## Website and app data records
--- START ---

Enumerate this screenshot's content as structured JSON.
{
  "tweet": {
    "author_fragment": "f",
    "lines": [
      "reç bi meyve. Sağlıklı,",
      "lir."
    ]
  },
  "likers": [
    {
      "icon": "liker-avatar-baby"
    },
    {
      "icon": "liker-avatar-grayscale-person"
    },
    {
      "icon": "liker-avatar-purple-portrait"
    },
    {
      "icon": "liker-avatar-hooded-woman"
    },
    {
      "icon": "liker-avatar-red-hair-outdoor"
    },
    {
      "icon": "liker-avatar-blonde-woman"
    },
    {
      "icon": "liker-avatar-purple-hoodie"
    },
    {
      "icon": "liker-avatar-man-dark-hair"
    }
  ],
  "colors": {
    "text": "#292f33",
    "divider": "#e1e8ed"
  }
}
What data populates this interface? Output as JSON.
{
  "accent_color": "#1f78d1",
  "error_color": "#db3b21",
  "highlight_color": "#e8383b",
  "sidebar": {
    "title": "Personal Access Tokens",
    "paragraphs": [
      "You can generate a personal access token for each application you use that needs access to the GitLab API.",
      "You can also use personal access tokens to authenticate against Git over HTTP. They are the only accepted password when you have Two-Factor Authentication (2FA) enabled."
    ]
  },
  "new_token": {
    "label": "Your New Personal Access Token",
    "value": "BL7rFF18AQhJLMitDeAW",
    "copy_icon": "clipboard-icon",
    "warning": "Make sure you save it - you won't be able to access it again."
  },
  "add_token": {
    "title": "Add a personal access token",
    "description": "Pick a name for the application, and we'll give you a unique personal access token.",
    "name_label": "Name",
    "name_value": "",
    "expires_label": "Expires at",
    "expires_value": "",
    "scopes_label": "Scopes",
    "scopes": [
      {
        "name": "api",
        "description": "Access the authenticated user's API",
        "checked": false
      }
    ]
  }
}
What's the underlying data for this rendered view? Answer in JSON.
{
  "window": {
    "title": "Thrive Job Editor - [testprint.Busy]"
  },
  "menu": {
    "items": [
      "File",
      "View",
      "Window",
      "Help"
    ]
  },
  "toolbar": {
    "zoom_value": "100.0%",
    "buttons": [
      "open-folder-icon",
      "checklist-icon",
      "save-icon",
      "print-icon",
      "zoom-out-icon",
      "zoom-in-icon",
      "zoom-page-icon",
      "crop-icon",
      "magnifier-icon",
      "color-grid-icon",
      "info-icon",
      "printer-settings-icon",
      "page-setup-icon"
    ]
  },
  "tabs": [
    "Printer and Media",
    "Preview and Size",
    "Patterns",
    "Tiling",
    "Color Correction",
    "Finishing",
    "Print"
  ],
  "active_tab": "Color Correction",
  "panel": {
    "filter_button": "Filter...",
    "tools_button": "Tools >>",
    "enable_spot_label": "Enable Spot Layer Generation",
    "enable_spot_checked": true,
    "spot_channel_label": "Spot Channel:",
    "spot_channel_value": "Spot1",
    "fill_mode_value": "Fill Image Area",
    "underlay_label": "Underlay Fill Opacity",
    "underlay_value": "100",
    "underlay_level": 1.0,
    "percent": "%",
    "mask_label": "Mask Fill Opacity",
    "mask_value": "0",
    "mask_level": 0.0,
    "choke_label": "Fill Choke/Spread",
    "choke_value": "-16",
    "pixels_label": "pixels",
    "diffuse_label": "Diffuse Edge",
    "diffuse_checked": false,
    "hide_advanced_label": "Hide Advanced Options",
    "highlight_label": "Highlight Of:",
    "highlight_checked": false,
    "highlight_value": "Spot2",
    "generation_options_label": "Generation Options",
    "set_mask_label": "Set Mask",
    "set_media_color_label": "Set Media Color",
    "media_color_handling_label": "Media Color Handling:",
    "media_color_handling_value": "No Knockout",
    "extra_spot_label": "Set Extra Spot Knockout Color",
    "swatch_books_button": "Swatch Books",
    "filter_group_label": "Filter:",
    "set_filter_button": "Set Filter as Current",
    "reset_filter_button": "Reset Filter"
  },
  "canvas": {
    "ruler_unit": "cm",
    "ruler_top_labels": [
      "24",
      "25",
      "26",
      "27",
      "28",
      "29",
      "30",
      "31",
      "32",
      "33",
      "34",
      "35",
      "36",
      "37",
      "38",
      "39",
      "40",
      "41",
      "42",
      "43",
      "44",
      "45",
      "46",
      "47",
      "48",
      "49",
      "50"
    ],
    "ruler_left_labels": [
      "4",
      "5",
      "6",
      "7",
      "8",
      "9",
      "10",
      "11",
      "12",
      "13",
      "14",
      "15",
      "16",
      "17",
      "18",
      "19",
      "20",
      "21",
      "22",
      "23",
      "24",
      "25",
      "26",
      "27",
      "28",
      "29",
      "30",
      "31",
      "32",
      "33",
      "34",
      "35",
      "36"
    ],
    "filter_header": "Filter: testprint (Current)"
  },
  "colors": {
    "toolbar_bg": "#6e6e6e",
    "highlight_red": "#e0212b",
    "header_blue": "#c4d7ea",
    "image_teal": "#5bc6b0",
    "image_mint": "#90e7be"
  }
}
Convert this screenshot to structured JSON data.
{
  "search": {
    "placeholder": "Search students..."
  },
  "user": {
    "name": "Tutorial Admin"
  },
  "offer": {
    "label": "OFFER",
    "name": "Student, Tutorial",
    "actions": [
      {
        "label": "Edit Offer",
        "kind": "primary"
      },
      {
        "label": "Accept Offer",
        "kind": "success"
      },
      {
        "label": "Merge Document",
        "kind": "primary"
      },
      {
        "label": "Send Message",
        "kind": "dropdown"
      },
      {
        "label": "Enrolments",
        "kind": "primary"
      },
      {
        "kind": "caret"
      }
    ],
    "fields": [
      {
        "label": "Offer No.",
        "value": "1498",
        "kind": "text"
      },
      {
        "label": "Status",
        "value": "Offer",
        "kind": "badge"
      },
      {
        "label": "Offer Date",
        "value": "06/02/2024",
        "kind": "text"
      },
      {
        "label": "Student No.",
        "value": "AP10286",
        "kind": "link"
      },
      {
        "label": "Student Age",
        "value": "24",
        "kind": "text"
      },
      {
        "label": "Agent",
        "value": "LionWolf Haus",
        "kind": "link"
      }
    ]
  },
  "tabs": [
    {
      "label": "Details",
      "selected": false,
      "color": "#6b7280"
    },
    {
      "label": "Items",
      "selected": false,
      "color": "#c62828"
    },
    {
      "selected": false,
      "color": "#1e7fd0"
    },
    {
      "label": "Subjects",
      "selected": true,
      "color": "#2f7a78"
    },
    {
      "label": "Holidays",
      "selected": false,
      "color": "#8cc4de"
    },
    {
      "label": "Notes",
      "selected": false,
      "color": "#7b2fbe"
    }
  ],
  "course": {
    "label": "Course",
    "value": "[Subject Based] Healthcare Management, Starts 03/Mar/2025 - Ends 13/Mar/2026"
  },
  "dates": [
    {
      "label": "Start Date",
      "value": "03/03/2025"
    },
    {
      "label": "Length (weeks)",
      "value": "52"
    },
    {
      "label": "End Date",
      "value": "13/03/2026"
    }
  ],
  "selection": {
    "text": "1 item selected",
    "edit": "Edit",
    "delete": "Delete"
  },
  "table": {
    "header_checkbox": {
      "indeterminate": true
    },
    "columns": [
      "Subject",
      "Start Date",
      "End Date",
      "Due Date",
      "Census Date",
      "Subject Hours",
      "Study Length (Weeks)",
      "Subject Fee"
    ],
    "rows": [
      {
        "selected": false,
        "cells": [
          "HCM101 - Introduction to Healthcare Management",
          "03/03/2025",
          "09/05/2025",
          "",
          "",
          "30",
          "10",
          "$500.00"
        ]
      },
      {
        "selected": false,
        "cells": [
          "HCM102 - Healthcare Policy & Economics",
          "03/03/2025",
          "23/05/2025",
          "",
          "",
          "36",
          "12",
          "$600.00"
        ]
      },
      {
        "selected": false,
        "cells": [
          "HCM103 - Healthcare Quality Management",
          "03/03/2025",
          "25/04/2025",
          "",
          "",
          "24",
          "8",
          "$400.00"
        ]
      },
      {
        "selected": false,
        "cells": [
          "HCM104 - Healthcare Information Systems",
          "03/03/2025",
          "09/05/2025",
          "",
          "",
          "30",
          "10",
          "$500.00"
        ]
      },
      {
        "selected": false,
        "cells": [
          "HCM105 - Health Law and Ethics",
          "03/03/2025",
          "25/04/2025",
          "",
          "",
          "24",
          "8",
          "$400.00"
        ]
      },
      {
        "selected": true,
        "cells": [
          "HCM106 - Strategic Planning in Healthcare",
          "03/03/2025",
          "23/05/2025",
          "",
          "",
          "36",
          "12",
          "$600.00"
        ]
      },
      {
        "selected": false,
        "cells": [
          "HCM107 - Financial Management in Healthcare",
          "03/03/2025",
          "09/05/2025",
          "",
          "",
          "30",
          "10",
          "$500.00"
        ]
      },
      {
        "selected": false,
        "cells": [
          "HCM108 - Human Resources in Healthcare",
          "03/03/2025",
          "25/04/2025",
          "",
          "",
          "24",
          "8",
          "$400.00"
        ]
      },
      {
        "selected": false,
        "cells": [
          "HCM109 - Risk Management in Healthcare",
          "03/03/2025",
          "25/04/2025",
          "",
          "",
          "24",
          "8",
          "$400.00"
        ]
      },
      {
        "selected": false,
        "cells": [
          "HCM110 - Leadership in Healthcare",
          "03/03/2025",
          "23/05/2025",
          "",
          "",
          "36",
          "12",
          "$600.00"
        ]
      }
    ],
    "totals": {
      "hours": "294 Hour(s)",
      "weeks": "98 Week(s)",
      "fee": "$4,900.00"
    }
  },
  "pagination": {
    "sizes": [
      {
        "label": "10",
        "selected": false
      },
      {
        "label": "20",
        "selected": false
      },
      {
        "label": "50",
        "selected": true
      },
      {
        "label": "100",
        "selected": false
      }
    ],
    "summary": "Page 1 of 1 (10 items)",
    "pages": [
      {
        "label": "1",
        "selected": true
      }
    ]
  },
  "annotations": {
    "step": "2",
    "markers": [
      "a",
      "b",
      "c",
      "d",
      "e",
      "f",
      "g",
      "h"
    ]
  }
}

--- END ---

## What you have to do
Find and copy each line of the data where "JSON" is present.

## Finished task
Enumerate this screenshot's content as structured JSON.
What data populates this interface? Output as JSON.
What's the underlying data for this rendered view? Answer in JSON.
Convert this screenshot to structured JSON data.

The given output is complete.